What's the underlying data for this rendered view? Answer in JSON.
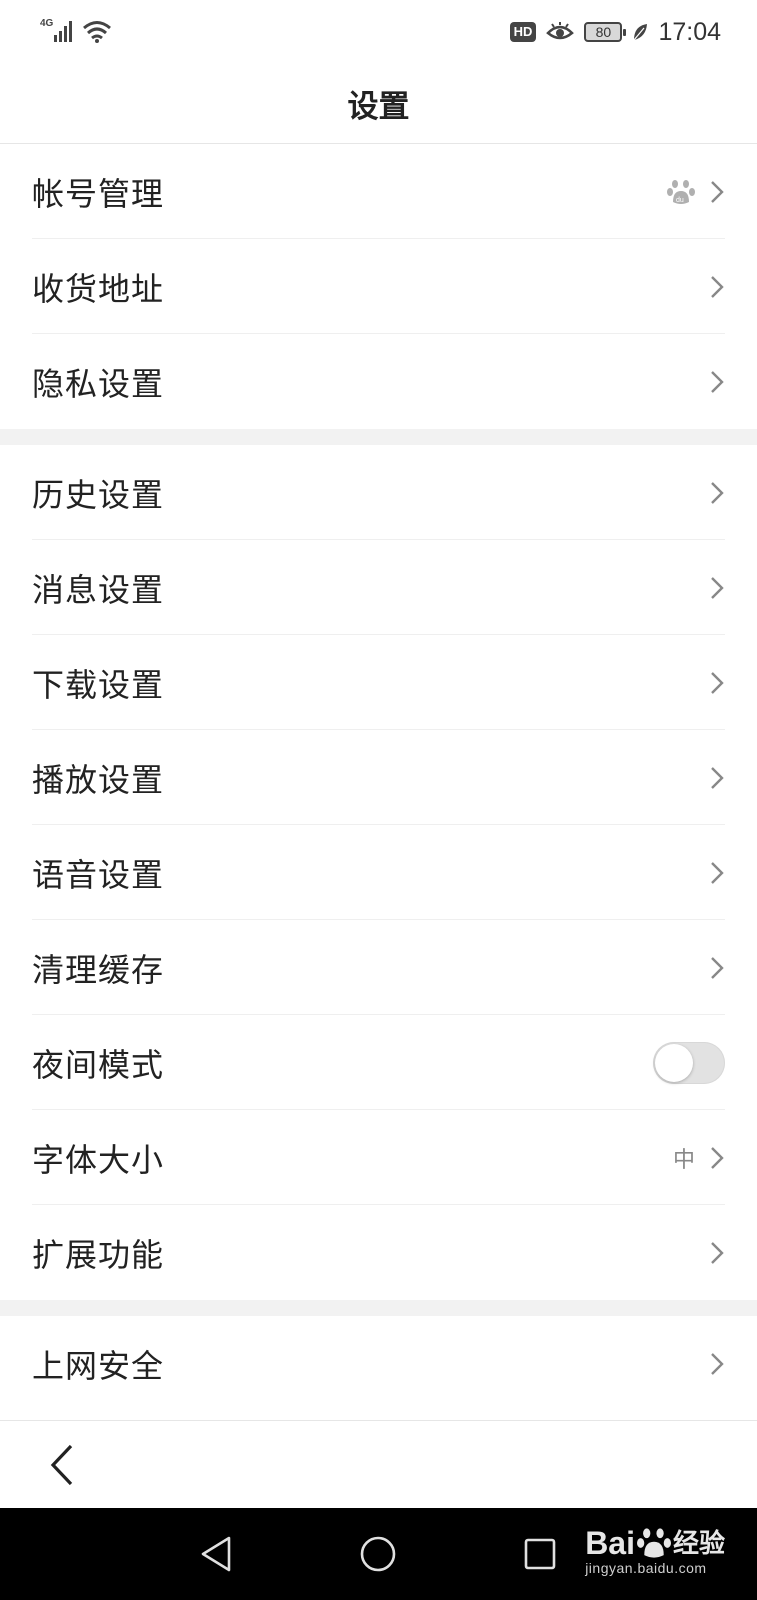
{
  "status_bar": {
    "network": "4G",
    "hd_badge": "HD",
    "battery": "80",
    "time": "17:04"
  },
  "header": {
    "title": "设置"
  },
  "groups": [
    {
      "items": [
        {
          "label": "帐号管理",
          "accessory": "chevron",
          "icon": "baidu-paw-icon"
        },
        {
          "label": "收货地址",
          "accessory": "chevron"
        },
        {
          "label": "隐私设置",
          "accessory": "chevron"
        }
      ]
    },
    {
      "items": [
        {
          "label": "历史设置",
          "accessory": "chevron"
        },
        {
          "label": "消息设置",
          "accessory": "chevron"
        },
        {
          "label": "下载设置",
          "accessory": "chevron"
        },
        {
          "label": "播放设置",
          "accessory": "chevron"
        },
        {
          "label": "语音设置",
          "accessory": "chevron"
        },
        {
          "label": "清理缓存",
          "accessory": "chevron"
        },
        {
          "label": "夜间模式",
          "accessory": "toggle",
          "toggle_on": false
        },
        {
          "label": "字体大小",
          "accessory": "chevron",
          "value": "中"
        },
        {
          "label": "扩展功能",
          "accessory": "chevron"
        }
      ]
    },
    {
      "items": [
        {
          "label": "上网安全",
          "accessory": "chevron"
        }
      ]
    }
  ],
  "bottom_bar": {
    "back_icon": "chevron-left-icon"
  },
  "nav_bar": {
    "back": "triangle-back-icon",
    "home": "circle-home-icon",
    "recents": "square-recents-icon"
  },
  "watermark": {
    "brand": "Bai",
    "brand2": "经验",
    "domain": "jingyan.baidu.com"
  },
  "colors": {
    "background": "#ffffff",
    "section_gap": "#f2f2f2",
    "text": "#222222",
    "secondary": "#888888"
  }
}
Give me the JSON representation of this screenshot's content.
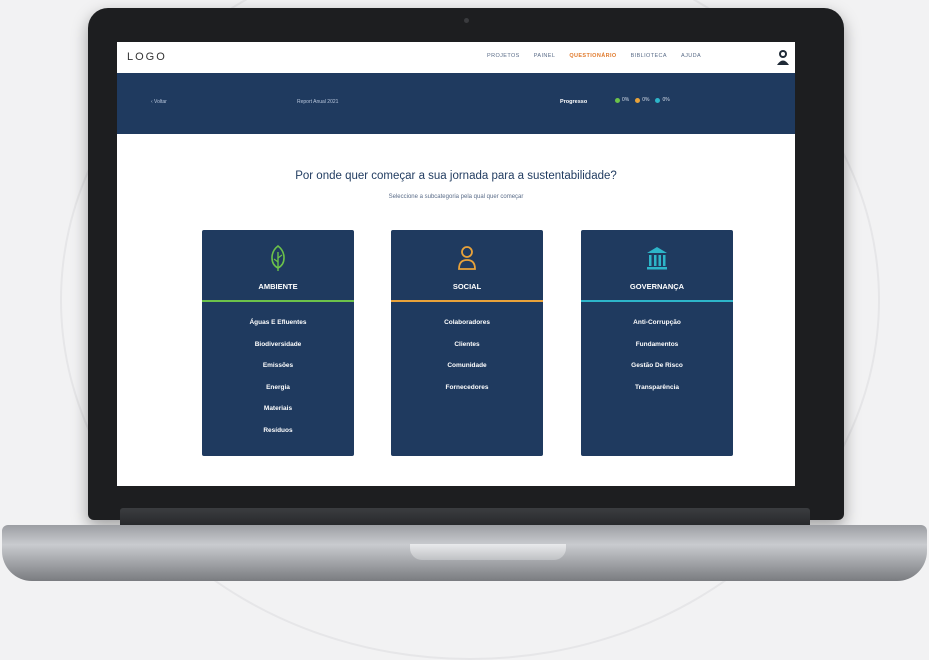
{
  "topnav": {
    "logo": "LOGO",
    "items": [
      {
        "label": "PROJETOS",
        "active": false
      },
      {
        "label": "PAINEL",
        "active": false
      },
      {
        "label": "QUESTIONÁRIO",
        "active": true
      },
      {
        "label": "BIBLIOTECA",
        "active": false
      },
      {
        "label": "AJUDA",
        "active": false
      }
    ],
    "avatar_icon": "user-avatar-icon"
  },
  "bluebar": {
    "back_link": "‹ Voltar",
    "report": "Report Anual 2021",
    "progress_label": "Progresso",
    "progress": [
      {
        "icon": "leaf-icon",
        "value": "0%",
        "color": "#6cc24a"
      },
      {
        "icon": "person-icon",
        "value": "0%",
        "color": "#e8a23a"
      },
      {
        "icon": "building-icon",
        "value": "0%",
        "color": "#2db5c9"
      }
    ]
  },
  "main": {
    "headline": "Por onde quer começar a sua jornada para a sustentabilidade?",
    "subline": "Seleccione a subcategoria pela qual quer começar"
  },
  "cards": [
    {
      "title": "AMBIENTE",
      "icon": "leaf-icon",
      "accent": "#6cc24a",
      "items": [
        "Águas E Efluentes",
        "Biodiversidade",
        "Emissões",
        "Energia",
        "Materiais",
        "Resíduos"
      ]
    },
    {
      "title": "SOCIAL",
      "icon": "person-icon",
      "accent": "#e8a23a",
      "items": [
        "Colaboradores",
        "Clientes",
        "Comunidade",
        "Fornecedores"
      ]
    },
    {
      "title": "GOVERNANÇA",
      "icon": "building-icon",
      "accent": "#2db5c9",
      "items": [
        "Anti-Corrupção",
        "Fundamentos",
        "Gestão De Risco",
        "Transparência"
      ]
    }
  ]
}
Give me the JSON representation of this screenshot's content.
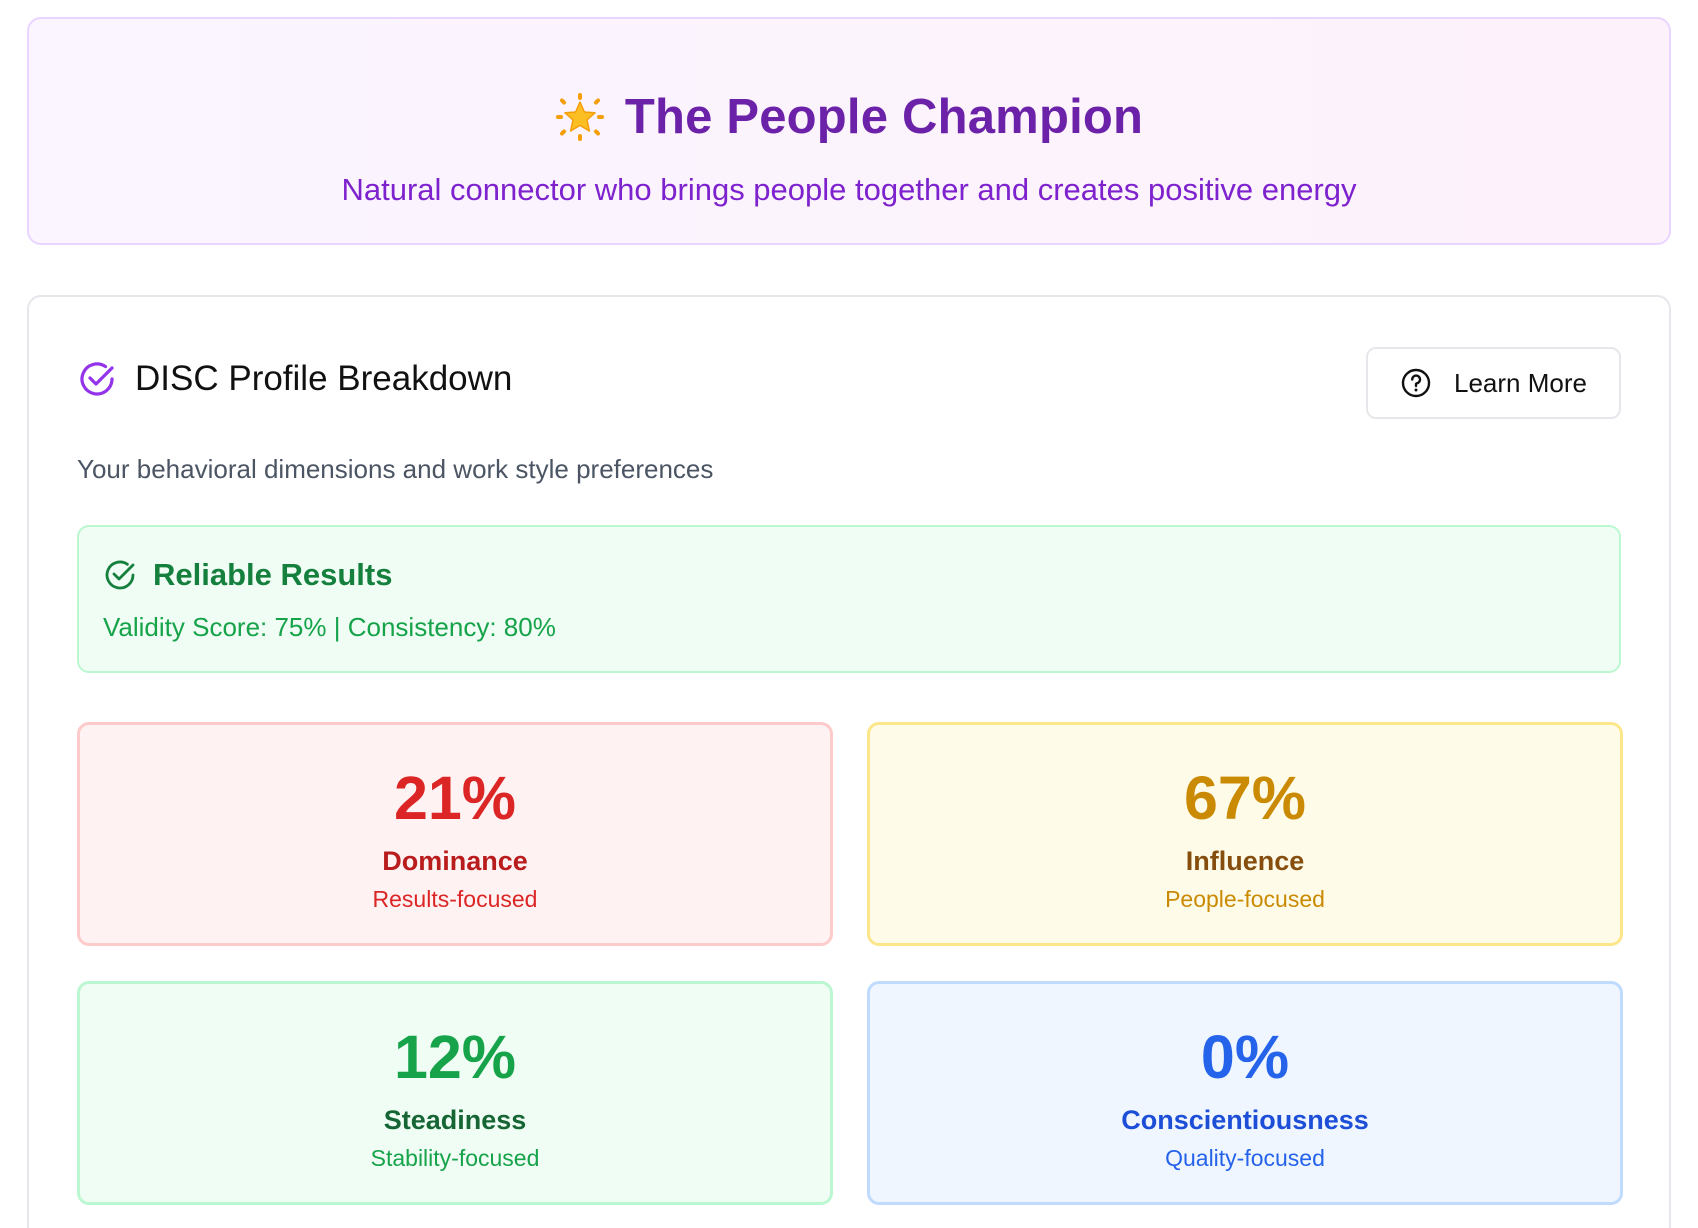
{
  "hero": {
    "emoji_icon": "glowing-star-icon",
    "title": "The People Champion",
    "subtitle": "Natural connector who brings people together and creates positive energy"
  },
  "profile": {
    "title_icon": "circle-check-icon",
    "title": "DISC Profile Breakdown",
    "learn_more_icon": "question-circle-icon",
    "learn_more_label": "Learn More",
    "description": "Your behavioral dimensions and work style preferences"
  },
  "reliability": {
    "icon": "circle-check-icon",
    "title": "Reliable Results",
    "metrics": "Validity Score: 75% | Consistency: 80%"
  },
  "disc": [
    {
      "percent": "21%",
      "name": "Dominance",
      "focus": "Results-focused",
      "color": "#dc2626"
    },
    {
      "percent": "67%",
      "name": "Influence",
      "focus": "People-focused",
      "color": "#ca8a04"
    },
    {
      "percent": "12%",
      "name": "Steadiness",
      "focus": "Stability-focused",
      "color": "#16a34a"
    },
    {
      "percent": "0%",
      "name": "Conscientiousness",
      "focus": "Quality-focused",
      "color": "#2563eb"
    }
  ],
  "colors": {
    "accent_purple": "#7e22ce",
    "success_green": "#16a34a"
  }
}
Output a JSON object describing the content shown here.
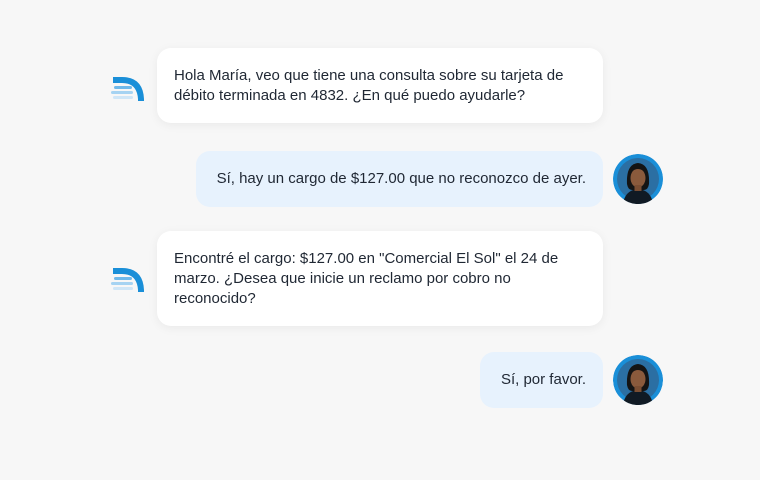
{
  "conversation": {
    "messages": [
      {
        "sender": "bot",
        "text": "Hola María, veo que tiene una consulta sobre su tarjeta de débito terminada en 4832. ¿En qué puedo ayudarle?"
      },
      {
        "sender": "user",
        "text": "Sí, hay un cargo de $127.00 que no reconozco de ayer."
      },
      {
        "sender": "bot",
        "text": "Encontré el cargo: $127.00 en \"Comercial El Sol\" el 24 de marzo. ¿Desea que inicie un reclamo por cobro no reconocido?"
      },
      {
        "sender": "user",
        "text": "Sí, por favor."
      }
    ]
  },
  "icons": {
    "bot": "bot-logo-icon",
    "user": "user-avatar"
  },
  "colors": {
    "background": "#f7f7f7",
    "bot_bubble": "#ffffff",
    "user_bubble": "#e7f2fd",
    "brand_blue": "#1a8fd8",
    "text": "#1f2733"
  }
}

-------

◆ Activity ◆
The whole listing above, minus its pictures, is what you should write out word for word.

◆ Written solution ◆
What's the underlying data for this rendered view? Answer in JSON.
{
  "status_bar": {
    "network": "4G",
    "hd_badge": "HD",
    "battery": "80",
    "time": "17:04"
  },
  "header": {
    "title": "设置"
  },
  "groups": [
    {
      "items": [
        {
          "label": "帐号管理",
          "accessory": "chevron",
          "icon": "baidu-paw-icon"
        },
        {
          "label": "收货地址",
          "accessory": "chevron"
        },
        {
          "label": "隐私设置",
          "accessory": "chevron"
        }
      ]
    },
    {
      "items": [
        {
          "label": "历史设置",
          "accessory": "chevron"
        },
        {
          "label": "消息设置",
          "accessory": "chevron"
        },
        {
          "label": "下载设置",
          "accessory": "chevron"
        },
        {
          "label": "播放设置",
          "accessory": "chevron"
        },
        {
          "label": "语音设置",
          "accessory": "chevron"
        },
        {
          "label": "清理缓存",
          "accessory": "chevron"
        },
        {
          "label": "夜间模式",
          "accessory": "toggle",
          "toggle_on": false
        },
        {
          "label": "字体大小",
          "accessory": "chevron",
          "value": "中"
        },
        {
          "label": "扩展功能",
          "accessory": "chevron"
        }
      ]
    },
    {
      "items": [
        {
          "label": "上网安全",
          "accessory": "chevron"
        }
      ]
    }
  ],
  "bottom_bar": {
    "back_icon": "chevron-left-icon"
  },
  "nav_bar": {
    "back": "triangle-back-icon",
    "home": "circle-home-icon",
    "recents": "square-recents-icon"
  },
  "watermark": {
    "brand": "Bai",
    "brand2": "经验",
    "domain": "jingyan.baidu.com"
  },
  "colors": {
    "background": "#ffffff",
    "section_gap": "#f2f2f2",
    "text": "#222222",
    "secondary": "#888888"
  }
}
Give me the JSON representation of this screenshot's content.
{
  "topnav": {
    "logo": "LOGO",
    "items": [
      {
        "label": "PROJETOS",
        "active": false
      },
      {
        "label": "PAINEL",
        "active": false
      },
      {
        "label": "QUESTIONÁRIO",
        "active": true
      },
      {
        "label": "BIBLIOTECA",
        "active": false
      },
      {
        "label": "AJUDA",
        "active": false
      }
    ],
    "avatar_icon": "user-avatar-icon"
  },
  "bluebar": {
    "back_link": "‹ Voltar",
    "report": "Report Anual 2021",
    "progress_label": "Progresso",
    "progress": [
      {
        "icon": "leaf-icon",
        "value": "0%",
        "color": "#6cc24a"
      },
      {
        "icon": "person-icon",
        "value": "0%",
        "color": "#e8a23a"
      },
      {
        "icon": "building-icon",
        "value": "0%",
        "color": "#2db5c9"
      }
    ]
  },
  "main": {
    "headline": "Por onde quer começar a sua jornada para a sustentabilidade?",
    "subline": "Seleccione a subcategoria pela qual quer começar"
  },
  "cards": [
    {
      "title": "AMBIENTE",
      "icon": "leaf-icon",
      "accent": "#6cc24a",
      "items": [
        "Águas E Efluentes",
        "Biodiversidade",
        "Emissões",
        "Energia",
        "Materiais",
        "Resíduos"
      ]
    },
    {
      "title": "SOCIAL",
      "icon": "person-icon",
      "accent": "#e8a23a",
      "items": [
        "Colaboradores",
        "Clientes",
        "Comunidade",
        "Fornecedores"
      ]
    },
    {
      "title": "GOVERNANÇA",
      "icon": "building-icon",
      "accent": "#2db5c9",
      "items": [
        "Anti-Corrupção",
        "Fundamentos",
        "Gestão De Risco",
        "Transparência"
      ]
    }
  ]
}
Give me the JSON representation of this screenshot's content.
{
  "hero": {
    "emoji_icon": "glowing-star-icon",
    "title": "The People Champion",
    "subtitle": "Natural connector who brings people together and creates positive energy"
  },
  "profile": {
    "title_icon": "circle-check-icon",
    "title": "DISC Profile Breakdown",
    "learn_more_icon": "question-circle-icon",
    "learn_more_label": "Learn More",
    "description": "Your behavioral dimensions and work style preferences"
  },
  "reliability": {
    "icon": "circle-check-icon",
    "title": "Reliable Results",
    "metrics": "Validity Score: 75% | Consistency: 80%"
  },
  "disc": [
    {
      "percent": "21%",
      "name": "Dominance",
      "focus": "Results-focused",
      "color": "#dc2626"
    },
    {
      "percent": "67%",
      "name": "Influence",
      "focus": "People-focused",
      "color": "#ca8a04"
    },
    {
      "percent": "12%",
      "name": "Steadiness",
      "focus": "Stability-focused",
      "color": "#16a34a"
    },
    {
      "percent": "0%",
      "name": "Conscientiousness",
      "focus": "Quality-focused",
      "color": "#2563eb"
    }
  ],
  "colors": {
    "accent_purple": "#7e22ce",
    "success_green": "#16a34a"
  }
}
Output a JSON object describing the content shown here.
{
  "conversation": {
    "messages": [
      {
        "sender": "bot",
        "text": "Hola María, veo que tiene una consulta sobre su tarjeta de débito terminada en 4832. ¿En qué puedo ayudarle?"
      },
      {
        "sender": "user",
        "text": "Sí, hay un cargo de $127.00 que no reconozco de ayer."
      },
      {
        "sender": "bot",
        "text": "Encontré el cargo: $127.00 en \"Comercial El Sol\" el 24 de marzo. ¿Desea que inicie un reclamo por cobro no reconocido?"
      },
      {
        "sender": "user",
        "text": "Sí, por favor."
      }
    ]
  },
  "icons": {
    "bot": "bot-logo-icon",
    "user": "user-avatar"
  },
  "colors": {
    "background": "#f7f7f7",
    "bot_bubble": "#ffffff",
    "user_bubble": "#e7f2fd",
    "brand_blue": "#1a8fd8",
    "text": "#1f2733"
  }
}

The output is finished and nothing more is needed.